CENTRAL Gippsland Health Service has invested $1.3 million in installing state-of-the-art equipment for its Linen Service.
According to a CGHS spokesperson the investment will secure the service’s position as a high quality, high achieving linen provider for the next 20 plus years as well as securing the 40 employment positions the linen service provides.
The equipment, from German company, Kannegeisser, was installed in mid-December and has still not reached its full capacity.
According to CGHS general manager of support services, Jon Millar, not only does the equipment increase production, but significantly improves environmental efficiency by cutting electricity, water and steam use.
Water use has reduced from 25 litres of water per kilo of linen to eight litres.
“This water savings alone is the majority of saving that will fund the purchase of the new equipment,” Mr Millar said.
The linen service has been operated by CGHS since the 1950s and has 137 clients across multiple service models including health, hospitality and other private industries.
In a climate where this type of service has been privately outsourced by most hospitals, Mr Millar said it was a credit to the staff that it had remained competitive for so long, now generating in excess of $2.4m in revenue.
The new equipment has created the opportunity for the service to increase its business by 50 percent.
Mr Millar said he was impressed with the installation to date.
“There have been minor teething problems but things have gone smoothly,” he said.
“We still haven’t reached full capacity yet.”
As well as the environmental efficiencies, the continuous batch washer (CBW) significantly reduces manual handling and improves quality control. A computer monitors loads from the conveyor belt, through the entire washing and drying process.
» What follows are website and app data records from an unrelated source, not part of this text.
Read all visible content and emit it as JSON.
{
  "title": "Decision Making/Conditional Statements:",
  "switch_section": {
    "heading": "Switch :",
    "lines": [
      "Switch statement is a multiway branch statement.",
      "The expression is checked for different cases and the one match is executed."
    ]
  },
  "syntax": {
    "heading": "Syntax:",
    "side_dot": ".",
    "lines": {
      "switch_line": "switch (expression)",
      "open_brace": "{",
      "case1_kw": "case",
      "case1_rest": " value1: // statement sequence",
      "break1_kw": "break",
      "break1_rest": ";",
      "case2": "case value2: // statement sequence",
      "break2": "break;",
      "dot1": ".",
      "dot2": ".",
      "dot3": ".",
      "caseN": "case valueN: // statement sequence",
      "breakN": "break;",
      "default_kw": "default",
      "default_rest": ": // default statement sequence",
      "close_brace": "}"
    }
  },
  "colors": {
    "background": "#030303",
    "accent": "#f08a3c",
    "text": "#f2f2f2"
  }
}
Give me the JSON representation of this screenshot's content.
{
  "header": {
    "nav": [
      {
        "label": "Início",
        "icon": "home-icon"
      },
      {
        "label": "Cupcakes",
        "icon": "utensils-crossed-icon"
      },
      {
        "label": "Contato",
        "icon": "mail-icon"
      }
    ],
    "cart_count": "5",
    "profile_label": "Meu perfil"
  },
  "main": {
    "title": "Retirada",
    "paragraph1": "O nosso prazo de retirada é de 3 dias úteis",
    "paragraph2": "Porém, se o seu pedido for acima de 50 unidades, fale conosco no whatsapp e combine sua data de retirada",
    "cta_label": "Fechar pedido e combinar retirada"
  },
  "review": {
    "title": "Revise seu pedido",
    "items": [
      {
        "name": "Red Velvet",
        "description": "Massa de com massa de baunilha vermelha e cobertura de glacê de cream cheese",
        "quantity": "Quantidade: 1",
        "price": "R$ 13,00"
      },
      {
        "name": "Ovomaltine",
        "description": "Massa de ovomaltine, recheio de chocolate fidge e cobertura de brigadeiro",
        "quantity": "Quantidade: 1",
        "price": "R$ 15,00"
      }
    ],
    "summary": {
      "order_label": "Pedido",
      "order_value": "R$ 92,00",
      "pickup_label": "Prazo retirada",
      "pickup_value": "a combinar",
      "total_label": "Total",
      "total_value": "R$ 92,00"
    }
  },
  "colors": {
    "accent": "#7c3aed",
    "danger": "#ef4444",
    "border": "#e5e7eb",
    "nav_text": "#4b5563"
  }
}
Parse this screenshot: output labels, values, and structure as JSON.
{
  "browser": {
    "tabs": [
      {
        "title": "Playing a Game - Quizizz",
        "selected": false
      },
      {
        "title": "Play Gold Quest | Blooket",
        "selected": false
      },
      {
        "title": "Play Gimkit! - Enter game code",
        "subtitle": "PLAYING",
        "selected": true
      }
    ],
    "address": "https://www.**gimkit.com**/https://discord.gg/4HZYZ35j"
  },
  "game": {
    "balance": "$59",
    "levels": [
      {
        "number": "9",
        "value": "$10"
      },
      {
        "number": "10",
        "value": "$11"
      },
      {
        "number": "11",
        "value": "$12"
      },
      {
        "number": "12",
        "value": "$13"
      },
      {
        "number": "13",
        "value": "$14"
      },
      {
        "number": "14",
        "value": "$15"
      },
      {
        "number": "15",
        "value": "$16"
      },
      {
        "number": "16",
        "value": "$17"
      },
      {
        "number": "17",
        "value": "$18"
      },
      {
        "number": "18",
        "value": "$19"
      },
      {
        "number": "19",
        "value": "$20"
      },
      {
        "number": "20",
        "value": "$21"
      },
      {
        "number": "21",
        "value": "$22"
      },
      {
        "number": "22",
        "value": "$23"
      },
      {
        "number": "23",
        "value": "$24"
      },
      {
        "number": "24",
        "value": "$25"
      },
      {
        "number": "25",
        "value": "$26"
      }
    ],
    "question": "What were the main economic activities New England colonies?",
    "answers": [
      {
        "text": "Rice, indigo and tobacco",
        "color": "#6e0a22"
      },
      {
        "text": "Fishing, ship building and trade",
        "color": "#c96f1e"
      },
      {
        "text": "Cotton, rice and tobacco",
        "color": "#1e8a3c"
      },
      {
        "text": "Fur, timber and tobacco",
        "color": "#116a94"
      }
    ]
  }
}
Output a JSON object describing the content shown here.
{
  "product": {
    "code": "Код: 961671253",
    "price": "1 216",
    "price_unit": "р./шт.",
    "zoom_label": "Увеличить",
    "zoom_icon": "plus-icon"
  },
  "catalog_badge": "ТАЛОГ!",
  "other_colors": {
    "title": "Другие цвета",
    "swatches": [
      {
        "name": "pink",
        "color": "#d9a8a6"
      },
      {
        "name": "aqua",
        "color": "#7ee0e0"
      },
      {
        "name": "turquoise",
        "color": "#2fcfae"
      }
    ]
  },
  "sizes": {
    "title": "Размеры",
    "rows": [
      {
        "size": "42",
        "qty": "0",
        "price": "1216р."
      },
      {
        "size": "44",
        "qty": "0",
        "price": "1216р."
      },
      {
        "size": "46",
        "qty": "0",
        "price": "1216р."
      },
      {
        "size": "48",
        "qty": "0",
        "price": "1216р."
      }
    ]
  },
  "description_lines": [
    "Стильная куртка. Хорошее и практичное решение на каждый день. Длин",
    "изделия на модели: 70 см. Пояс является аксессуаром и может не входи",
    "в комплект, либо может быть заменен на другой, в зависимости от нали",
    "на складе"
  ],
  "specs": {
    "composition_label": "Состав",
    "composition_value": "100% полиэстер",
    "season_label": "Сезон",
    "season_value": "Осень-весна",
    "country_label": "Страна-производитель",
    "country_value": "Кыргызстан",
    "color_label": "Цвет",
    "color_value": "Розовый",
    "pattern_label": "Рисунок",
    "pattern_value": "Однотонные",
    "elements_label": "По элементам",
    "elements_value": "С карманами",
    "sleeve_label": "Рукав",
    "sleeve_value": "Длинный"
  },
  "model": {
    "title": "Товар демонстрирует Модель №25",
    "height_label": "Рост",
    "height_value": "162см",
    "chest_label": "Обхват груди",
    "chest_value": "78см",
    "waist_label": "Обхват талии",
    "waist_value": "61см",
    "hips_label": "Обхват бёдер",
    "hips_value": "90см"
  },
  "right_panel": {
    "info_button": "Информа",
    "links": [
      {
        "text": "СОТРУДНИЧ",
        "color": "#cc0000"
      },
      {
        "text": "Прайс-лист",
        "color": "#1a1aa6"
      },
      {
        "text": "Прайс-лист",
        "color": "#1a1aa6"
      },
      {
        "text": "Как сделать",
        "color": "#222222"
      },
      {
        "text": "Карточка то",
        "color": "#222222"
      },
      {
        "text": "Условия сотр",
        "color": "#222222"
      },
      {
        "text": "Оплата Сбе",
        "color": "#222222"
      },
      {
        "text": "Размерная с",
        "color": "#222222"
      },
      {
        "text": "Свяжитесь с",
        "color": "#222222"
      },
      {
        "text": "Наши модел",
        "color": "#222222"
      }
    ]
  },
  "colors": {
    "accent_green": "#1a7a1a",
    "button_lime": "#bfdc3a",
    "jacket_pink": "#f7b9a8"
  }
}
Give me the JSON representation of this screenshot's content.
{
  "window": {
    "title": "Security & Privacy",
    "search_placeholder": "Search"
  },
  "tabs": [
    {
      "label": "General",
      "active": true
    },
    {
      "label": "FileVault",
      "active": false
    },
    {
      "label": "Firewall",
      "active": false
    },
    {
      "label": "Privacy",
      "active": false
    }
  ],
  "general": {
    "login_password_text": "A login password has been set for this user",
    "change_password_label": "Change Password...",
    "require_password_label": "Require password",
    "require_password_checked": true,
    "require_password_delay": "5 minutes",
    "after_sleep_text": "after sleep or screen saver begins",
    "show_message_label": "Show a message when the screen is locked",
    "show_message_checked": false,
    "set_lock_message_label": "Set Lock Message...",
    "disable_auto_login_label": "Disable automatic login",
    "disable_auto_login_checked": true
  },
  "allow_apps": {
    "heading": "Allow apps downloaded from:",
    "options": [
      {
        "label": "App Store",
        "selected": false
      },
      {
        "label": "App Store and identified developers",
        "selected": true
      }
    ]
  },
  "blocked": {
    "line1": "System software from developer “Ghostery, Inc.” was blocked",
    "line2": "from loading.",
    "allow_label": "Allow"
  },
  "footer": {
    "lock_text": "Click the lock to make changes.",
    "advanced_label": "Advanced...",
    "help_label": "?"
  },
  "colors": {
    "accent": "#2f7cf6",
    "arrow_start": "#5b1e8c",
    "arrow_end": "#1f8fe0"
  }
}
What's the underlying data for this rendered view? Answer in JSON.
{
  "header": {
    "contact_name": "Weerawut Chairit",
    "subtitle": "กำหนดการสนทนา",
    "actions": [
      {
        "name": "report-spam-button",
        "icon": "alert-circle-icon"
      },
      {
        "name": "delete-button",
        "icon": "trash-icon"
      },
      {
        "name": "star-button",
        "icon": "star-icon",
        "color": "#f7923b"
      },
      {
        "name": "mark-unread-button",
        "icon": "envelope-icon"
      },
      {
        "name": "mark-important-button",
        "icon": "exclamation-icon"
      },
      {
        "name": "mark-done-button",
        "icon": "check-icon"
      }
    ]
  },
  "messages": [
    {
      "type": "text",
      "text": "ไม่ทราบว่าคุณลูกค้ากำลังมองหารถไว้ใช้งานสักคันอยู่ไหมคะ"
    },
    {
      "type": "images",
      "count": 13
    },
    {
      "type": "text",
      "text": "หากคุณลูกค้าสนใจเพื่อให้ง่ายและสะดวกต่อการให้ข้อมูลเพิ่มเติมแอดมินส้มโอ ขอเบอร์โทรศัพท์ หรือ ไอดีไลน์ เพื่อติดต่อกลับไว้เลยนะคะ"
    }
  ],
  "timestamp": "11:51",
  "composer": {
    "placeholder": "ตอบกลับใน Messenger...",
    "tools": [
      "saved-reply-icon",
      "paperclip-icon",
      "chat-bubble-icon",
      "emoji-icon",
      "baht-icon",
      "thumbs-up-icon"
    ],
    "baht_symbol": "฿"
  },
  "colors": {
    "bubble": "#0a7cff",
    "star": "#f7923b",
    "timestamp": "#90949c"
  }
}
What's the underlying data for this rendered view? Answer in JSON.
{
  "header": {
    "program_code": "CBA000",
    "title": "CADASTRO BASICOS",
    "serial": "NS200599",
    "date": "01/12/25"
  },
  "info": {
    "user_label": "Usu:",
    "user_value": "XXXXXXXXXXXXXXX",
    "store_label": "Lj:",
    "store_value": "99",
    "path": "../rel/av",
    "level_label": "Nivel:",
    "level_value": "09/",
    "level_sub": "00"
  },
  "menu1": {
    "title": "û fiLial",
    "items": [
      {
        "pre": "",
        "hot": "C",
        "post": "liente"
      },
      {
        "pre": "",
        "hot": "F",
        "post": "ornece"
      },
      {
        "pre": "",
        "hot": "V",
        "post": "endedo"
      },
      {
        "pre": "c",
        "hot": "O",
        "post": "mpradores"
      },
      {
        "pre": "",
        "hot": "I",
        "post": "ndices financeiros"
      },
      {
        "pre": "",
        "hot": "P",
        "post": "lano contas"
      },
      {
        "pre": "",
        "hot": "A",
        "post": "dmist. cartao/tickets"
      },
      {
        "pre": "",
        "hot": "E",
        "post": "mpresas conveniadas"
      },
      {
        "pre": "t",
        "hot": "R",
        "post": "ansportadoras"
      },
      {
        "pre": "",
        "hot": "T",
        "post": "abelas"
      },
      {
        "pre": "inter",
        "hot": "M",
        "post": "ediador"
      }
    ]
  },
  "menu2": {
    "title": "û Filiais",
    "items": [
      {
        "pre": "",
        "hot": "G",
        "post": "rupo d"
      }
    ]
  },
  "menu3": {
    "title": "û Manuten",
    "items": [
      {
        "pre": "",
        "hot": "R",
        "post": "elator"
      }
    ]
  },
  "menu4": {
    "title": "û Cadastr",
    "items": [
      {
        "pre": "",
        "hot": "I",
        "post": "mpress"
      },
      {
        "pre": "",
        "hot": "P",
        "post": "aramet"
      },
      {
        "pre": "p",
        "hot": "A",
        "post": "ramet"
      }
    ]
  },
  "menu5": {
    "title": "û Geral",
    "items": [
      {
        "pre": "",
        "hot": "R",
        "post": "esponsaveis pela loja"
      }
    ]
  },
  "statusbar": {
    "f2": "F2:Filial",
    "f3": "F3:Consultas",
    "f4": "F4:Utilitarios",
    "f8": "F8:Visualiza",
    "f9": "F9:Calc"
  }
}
The three gas-fired dryers work in conjunction with the CBW and are also extremely efficient with regards to utilities as well as extending the useful life of linen.
The gas-fired ironer has the ability to double the previous ironing production and the new towel folding machine is not only more efficient but has improved occupational health and safety features.
Linen service manager Rob Stewart is equally as impressed.
“It (the new equipment) has made a huge difference to our efficiency but also to staff morale,” he said.
“Previous tasks are much easier now but the working space is now much brighter as the old dryers which were stacked high have been removed. They cut out a lot of natural light.”
Mr Stewart said currently, the new continuous batch washer was processing 1200 sheets per day, 3000 towels and between 600 and 700 blankets as well as many smaller items. The ironing machine does 600 blankets an hour and 1000 sheets an hour.
The business is to now have its floor and walls renovated, with work to begin soon.